Assigned task:
Repeat the entries below exactly and in full.

------ Data to examine ------

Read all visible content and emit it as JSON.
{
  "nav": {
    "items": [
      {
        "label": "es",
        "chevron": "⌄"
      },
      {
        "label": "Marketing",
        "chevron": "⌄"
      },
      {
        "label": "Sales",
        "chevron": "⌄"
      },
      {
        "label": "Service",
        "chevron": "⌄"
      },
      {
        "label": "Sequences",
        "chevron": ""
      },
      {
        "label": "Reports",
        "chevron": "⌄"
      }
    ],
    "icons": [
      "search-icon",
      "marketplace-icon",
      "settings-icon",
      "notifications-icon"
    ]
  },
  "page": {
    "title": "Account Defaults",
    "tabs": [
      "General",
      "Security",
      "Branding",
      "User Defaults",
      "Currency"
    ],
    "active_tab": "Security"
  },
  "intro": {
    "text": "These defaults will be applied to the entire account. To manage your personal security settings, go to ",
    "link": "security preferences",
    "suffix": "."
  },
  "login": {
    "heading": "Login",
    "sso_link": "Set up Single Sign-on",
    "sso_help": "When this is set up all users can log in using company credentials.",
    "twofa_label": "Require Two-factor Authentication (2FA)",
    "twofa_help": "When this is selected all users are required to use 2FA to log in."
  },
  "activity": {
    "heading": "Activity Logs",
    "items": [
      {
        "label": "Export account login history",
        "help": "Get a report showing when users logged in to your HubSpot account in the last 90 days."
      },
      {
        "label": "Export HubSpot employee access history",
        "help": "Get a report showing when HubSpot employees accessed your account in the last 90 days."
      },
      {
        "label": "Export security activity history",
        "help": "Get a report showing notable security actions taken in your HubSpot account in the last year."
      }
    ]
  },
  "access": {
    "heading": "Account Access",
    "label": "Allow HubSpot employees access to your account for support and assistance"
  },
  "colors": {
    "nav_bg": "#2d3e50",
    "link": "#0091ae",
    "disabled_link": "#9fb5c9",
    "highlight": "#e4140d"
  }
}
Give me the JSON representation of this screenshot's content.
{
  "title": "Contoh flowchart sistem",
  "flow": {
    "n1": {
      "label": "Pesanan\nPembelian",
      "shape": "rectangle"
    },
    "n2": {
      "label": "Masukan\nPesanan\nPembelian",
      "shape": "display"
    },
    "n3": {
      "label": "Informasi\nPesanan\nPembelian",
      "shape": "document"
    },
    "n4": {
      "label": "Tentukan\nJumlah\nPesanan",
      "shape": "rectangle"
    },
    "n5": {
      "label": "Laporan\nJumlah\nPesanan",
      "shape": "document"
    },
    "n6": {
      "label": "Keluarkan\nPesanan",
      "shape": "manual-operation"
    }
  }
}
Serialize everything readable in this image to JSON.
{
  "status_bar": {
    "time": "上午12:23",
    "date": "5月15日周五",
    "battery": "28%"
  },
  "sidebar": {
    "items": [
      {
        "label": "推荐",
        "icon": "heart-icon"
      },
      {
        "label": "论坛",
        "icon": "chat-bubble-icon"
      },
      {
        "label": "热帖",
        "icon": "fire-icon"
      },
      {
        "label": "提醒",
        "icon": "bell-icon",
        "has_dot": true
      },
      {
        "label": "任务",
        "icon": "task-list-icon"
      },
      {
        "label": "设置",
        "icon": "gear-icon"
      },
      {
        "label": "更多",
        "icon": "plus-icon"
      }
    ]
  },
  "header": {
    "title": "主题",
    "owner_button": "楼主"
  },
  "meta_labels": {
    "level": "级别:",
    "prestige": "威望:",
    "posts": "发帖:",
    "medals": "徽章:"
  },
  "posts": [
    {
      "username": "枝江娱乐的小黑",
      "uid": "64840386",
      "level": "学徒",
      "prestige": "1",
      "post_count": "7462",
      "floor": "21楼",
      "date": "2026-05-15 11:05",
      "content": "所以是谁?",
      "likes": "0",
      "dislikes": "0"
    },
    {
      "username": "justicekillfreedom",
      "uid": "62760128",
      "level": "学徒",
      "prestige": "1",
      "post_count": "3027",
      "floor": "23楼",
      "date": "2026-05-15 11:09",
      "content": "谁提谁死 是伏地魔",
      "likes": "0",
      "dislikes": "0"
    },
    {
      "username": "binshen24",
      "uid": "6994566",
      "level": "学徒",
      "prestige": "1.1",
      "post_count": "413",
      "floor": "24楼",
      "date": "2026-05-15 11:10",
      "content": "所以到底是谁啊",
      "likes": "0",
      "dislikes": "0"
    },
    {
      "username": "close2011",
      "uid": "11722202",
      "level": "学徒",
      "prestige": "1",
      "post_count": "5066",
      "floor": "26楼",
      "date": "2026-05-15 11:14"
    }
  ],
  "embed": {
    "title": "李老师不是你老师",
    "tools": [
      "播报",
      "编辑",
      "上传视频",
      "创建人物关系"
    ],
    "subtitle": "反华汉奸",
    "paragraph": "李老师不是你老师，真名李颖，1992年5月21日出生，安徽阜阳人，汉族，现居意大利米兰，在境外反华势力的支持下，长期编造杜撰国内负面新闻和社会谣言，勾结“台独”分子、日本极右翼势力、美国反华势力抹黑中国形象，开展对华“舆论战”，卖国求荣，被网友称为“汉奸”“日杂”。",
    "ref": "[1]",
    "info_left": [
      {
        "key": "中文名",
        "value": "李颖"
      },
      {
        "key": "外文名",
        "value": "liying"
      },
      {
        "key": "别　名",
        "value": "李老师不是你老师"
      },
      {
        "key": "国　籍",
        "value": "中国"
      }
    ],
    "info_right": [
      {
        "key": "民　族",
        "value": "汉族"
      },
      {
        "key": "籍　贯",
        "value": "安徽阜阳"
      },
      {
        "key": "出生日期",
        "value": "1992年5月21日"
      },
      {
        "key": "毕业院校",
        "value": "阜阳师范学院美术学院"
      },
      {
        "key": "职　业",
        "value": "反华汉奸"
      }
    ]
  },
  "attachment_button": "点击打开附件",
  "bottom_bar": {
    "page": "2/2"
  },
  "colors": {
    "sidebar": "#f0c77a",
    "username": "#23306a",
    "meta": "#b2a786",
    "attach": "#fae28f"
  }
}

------

Task solution:
Read all visible content and emit it as JSON.
{
  "nav": {
    "items": [
      {
        "label": "es",
        "chevron": "⌄"
      },
      {
        "label": "Marketing",
        "chevron": "⌄"
      },
      {
        "label": "Sales",
        "chevron": "⌄"
      },
      {
        "label": "Service",
        "chevron": "⌄"
      },
      {
        "label": "Sequences",
        "chevron": ""
      },
      {
        "label": "Reports",
        "chevron": "⌄"
      }
    ],
    "icons": [
      "search-icon",
      "marketplace-icon",
      "settings-icon",
      "notifications-icon"
    ]
  },
  "page": {
    "title": "Account Defaults",
    "tabs": [
      "General",
      "Security",
      "Branding",
      "User Defaults",
      "Currency"
    ],
    "active_tab": "Security"
  },
  "intro": {
    "text": "These defaults will be applied to the entire account. To manage your personal security settings, go to ",
    "link": "security preferences",
    "suffix": "."
  },
  "login": {
    "heading": "Login",
    "sso_link": "Set up Single Sign-on",
    "sso_help": "When this is set up all users can log in using company credentials.",
    "twofa_label": "Require Two-factor Authentication (2FA)",
    "twofa_help": "When this is selected all users are required to use 2FA to log in."
  },
  "activity": {
    "heading": "Activity Logs",
    "items": [
      {
        "label": "Export account login history",
        "help": "Get a report showing when users logged in to your HubSpot account in the last 90 days."
      },
      {
        "label": "Export HubSpot employee access history",
        "help": "Get a report showing when HubSpot employees accessed your account in the last 90 days."
      },
      {
        "label": "Export security activity history",
        "help": "Get a report showing notable security actions taken in your HubSpot account in the last year."
      }
    ]
  },
  "access": {
    "heading": "Account Access",
    "label": "Allow HubSpot employees access to your account for support and assistance"
  },
  "colors": {
    "nav_bg": "#2d3e50",
    "link": "#0091ae",
    "disabled_link": "#9fb5c9",
    "highlight": "#e4140d"
  }
}
Give me the JSON representation of this screenshot's content.
{
  "title": "Contoh flowchart sistem",
  "flow": {
    "n1": {
      "label": "Pesanan\nPembelian",
      "shape": "rectangle"
    },
    "n2": {
      "label": "Masukan\nPesanan\nPembelian",
      "shape": "display"
    },
    "n3": {
      "label": "Informasi\nPesanan\nPembelian",
      "shape": "document"
    },
    "n4": {
      "label": "Tentukan\nJumlah\nPesanan",
      "shape": "rectangle"
    },
    "n5": {
      "label": "Laporan\nJumlah\nPesanan",
      "shape": "document"
    },
    "n6": {
      "label": "Keluarkan\nPesanan",
      "shape": "manual-operation"
    }
  }
}
Serialize everything readable in this image to JSON.
{
  "status_bar": {
    "time": "上午12:23",
    "date": "5月15日周五",
    "battery": "28%"
  },
  "sidebar": {
    "items": [
      {
        "label": "推荐",
        "icon": "heart-icon"
      },
      {
        "label": "论坛",
        "icon": "chat-bubble-icon"
      },
      {
        "label": "热帖",
        "icon": "fire-icon"
      },
      {
        "label": "提醒",
        "icon": "bell-icon",
        "has_dot": true
      },
      {
        "label": "任务",
        "icon": "task-list-icon"
      },
      {
        "label": "设置",
        "icon": "gear-icon"
      },
      {
        "label": "更多",
        "icon": "plus-icon"
      }
    ]
  },
  "header": {
    "title": "主题",
    "owner_button": "楼主"
  },
  "meta_labels": {
    "level": "级别:",
    "prestige": "威望:",
    "posts": "发帖:",
    "medals": "徽章:"
  },
  "posts": [
    {
      "username": "枝江娱乐的小黑",
      "uid": "64840386",
      "level": "学徒",
      "prestige": "1",
      "post_count": "7462",
      "floor": "21楼",
      "date": "2026-05-15 11:05",
      "content": "所以是谁?",
      "likes": "0",
      "dislikes": "0"
    },
    {
      "username": "justicekillfreedom",
      "uid": "62760128",
      "level": "学徒",
      "prestige": "1",
      "post_count": "3027",
      "floor": "23楼",
      "date": "2026-05-15 11:09",
      "content": "谁提谁死 是伏地魔",
      "likes": "0",
      "dislikes": "0"
    },
    {
      "username": "binshen24",
      "uid": "6994566",
      "level": "学徒",
      "prestige": "1.1",
      "post_count": "413",
      "floor": "24楼",
      "date": "2026-05-15 11:10",
      "content": "所以到底是谁啊",
      "likes": "0",
      "dislikes": "0"
    },
    {
      "username": "close2011",
      "uid": "11722202",
      "level": "学徒",
      "prestige": "1",
      "post_count": "5066",
      "floor": "26楼",
      "date": "2026-05-15 11:14"
    }
  ],
  "embed": {
    "title": "李老师不是你老师",
    "tools": [
      "播报",
      "编辑",
      "上传视频",
      "创建人物关系"
    ],
    "subtitle": "反华汉奸",
    "paragraph": "李老师不是你老师，真名李颖，1992年5月21日出生，安徽阜阳人，汉族，现居意大利米兰，在境外反华势力的支持下，长期编造杜撰国内负面新闻和社会谣言，勾结“台独”分子、日本极右翼势力、美国反华势力抹黑中国形象，开展对华“舆论战”，卖国求荣，被网友称为“汉奸”“日杂”。",
    "ref": "[1]",
    "info_left": [
      {
        "key": "中文名",
        "value": "李颖"
      },
      {
        "key": "外文名",
        "value": "liying"
      },
      {
        "key": "别　名",
        "value": "李老师不是你老师"
      },
      {
        "key": "国　籍",
        "value": "中国"
      }
    ],
    "info_right": [
      {
        "key": "民　族",
        "value": "汉族"
      },
      {
        "key": "籍　贯",
        "value": "安徽阜阳"
      },
      {
        "key": "出生日期",
        "value": "1992年5月21日"
      },
      {
        "key": "毕业院校",
        "value": "阜阳师范学院美术学院"
      },
      {
        "key": "职　业",
        "value": "反华汉奸"
      }
    ]
  },
  "attachment_button": "点击打开附件",
  "bottom_bar": {
    "page": "2/2"
  },
  "colors": {
    "sidebar": "#f0c77a",
    "username": "#23306a",
    "meta": "#b2a786",
    "attach": "#fae28f"
  }
}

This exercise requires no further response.